Adrian Schoolcraft, the cop who exposed a system of ticket quotas, false arrests, and downplaying crimes to juke statistics at Bedford-Stuyvesant's 81st Precinct, has settled his lawsuit against the city over his false commitment in the psych ward at Jamaica Hospital. His arrest and commitment were overseen by police supervisors in apparent retaliation for his whistleblowing. Schoolcraft accepted a $600,000 settlement from the city as the case neared trial.

To recap, Schoolcraft pierced the secrecy surrounding his commanding officers' numbers-driven misconduct by secretly recording hundreds of hours of orders and chit-chat in and around the Bed-Stuy station house. What he revealed included orders to refuse to take robbery complaints unless the victim came to the station house, orders to clear certain street corners of people by arresting everyone in sight on bogus charges, and threats for failing to meet specific ticket and stop-and-frisk target numbers. He provided the tapes to the Village Voice. The recordings led to internal charges against some of the police responsible.

They also seem to have led to Schoolcraft's arrest, six-day involuntary commitment, and suspension from the force without pay on Halloween of 2009. The Voice recounted that evening, based on hospital records and recordings Schoolcraft made on his backup recorder, the one the cops bullying him were not able to find.

A number of police supervisors entered the apartment with a key they obtained from the landlord. They had told the landlord that Schoolcraft was suicidal.

"Once they came in and saw I wasn't in danger, they should have left," he says. "I was fine, and we could deal with the sick report later. But they start going through my shit. I'm thinking, 'What the fuck is going on?' "

About a dozen NYPD supervisors piled into his small apartment. He was lying on his bed, wearing shorts and a T-shirt. He noticed someone with a video camera.

On the audio recording that Schoolcraft made, Deputy Chief Michael Marino and precinct commander Mauriello accuse him of "just walking out of the precinct" and demand that he return.

Lauterborn says, "Get your stuff on. We're going back to the precinct."

Schoolcraft argues that his early departure was approved. Initially, he agrees to return, but then, after speaking to his father, changes his mind and tells the police he feels ill.

A paramedic arrives and asks him what's wrong. "I was just having stomach pains," Schoolcraft says. "They're embellishing this."

As the paramedics start to check his blood pressure, Marino is heard haranguing Schoolcraft: "Listen to me, I'm a chief in the New York City Police Department. So this is what's going to happen, my friend. You've disobeyed an order. And the way you're acting is not right."

"Chief, if you were woken up in your house . . ." Schoolcraft replies.

"Stop right there!" Marino says.

". . . how would you behave?" Schoolcraft asks.

"Stop right there, son. I'm doin' the talkin' right now.
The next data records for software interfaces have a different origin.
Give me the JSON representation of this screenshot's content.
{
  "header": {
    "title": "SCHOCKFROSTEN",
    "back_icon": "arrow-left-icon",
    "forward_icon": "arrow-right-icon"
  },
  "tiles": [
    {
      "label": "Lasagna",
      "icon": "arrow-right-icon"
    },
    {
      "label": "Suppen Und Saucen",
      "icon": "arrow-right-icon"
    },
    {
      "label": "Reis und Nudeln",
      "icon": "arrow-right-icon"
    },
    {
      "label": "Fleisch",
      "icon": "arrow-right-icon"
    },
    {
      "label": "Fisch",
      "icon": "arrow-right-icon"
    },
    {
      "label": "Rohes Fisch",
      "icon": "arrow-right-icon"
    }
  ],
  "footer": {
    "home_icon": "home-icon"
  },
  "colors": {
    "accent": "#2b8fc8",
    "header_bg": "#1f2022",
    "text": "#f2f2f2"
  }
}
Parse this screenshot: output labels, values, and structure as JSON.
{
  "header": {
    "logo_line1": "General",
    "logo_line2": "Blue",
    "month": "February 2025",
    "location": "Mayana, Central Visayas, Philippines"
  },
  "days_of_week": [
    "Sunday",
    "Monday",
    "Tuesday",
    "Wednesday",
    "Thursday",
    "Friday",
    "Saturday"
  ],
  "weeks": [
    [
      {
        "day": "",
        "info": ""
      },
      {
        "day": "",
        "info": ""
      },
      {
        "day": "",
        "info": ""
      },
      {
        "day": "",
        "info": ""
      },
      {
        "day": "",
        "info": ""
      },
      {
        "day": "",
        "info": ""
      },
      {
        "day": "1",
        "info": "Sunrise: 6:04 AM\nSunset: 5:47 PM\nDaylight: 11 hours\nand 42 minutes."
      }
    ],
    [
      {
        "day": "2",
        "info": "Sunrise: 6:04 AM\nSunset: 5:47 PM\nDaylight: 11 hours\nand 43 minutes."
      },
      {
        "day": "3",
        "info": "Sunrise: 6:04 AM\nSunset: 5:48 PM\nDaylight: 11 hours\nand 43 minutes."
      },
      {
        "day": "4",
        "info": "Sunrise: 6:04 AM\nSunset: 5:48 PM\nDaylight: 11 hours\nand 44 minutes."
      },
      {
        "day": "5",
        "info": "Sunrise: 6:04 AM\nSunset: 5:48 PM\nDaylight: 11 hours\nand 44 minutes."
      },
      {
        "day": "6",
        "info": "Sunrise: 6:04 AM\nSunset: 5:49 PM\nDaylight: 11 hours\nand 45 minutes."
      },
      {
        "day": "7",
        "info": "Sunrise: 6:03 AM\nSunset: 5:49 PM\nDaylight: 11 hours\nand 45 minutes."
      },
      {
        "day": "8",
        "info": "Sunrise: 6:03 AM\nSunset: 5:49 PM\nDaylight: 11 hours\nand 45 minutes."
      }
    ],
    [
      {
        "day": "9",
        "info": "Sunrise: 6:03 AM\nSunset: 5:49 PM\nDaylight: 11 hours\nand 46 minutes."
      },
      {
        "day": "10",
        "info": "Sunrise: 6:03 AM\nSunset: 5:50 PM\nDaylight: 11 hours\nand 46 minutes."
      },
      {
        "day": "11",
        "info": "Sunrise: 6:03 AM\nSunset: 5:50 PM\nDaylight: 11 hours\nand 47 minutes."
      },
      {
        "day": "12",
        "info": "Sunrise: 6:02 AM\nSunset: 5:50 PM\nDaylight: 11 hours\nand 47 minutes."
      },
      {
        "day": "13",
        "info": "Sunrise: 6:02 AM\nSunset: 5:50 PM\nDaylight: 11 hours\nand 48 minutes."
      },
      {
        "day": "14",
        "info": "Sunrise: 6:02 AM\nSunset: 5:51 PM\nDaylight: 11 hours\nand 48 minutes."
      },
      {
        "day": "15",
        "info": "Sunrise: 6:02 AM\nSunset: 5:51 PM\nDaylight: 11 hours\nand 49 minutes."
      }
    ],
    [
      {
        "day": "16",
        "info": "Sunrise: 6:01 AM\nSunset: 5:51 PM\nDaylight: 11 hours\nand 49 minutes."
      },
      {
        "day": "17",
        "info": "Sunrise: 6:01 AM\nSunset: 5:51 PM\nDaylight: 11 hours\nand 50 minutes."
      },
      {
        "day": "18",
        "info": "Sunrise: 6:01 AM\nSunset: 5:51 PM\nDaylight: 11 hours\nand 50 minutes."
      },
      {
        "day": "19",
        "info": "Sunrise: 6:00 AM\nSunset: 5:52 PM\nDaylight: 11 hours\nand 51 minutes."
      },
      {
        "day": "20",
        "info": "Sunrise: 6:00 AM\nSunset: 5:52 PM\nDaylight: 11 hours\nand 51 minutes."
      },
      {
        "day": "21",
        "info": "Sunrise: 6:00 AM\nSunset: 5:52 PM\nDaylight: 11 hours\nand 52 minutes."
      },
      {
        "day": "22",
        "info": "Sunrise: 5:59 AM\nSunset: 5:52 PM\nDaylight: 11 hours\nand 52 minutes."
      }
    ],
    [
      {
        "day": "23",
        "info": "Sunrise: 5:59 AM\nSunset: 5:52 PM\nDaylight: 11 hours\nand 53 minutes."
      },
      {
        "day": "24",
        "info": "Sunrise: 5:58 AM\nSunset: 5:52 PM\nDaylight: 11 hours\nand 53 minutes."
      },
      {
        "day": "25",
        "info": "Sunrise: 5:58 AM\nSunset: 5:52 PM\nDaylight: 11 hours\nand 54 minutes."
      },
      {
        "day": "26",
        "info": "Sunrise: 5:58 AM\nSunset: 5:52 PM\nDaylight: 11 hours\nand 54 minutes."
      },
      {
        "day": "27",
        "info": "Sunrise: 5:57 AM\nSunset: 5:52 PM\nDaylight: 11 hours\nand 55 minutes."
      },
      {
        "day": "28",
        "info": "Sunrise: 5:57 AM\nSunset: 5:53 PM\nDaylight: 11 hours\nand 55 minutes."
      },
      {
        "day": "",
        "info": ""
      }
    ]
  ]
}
Not you," Marino thunders.

"In my apartment," Schoolcraft says. "What is this, Russia?"

"You are going to be suspended," Marino says.

The paramedic says that Schoolcraft's blood pressure is very high. He agrees to go to a hospital, thinking they would take him to his hospital in Forest Hills, Queens. He walks downstairs with the paramedics, but then he's told he's being taken to Jamaica Hospital.

"I was willing to go to Forest Hills, but not Jamaica," he says. "I turned around and said 'I'm RMA,' and I went back and lay on the bed."

In police parlance, "RMA" means "refusing medical attention," the right of any citizen. When Lauterborn tells Schoolcraft he's in trouble, he replies, "If I did something wrong, write me up."

It was then that Chief Marino lost his temper, according to the tape. "Listen to me, they are going to treat you like an EDP [emotionally disturbed person]," he says. "Now, you have a choice. You get up like a man and put your shoes on and walk into that bus, or they're going to treat you as an EDP and that means handcuffs."

Schoolcraft tells the chief that he is the one pushing the confrontation.

Marino then orders Schoolcraft placed in handcuffs. "All right, just take him," he says. "I can't fucking stand him anymore."

At that point, various officers grab him.

"So they pulled me off the bed, stomping on me," Schoolcraft says. "They had me all twisted up, hands all over me. Someone grabbed my hair. . . . Marino stepped on my face with his boot. That's when he said it didn't have to be like this. They basically beat the shit out of me."

Cops then lied to hospital workers about the day's events to get Schoolcraft admitted. The city Law Department issued a statement saying the recent settlement is not an admission of wrongdoing. Schoolcraft's suit against Jamaica Hospital is ongoing.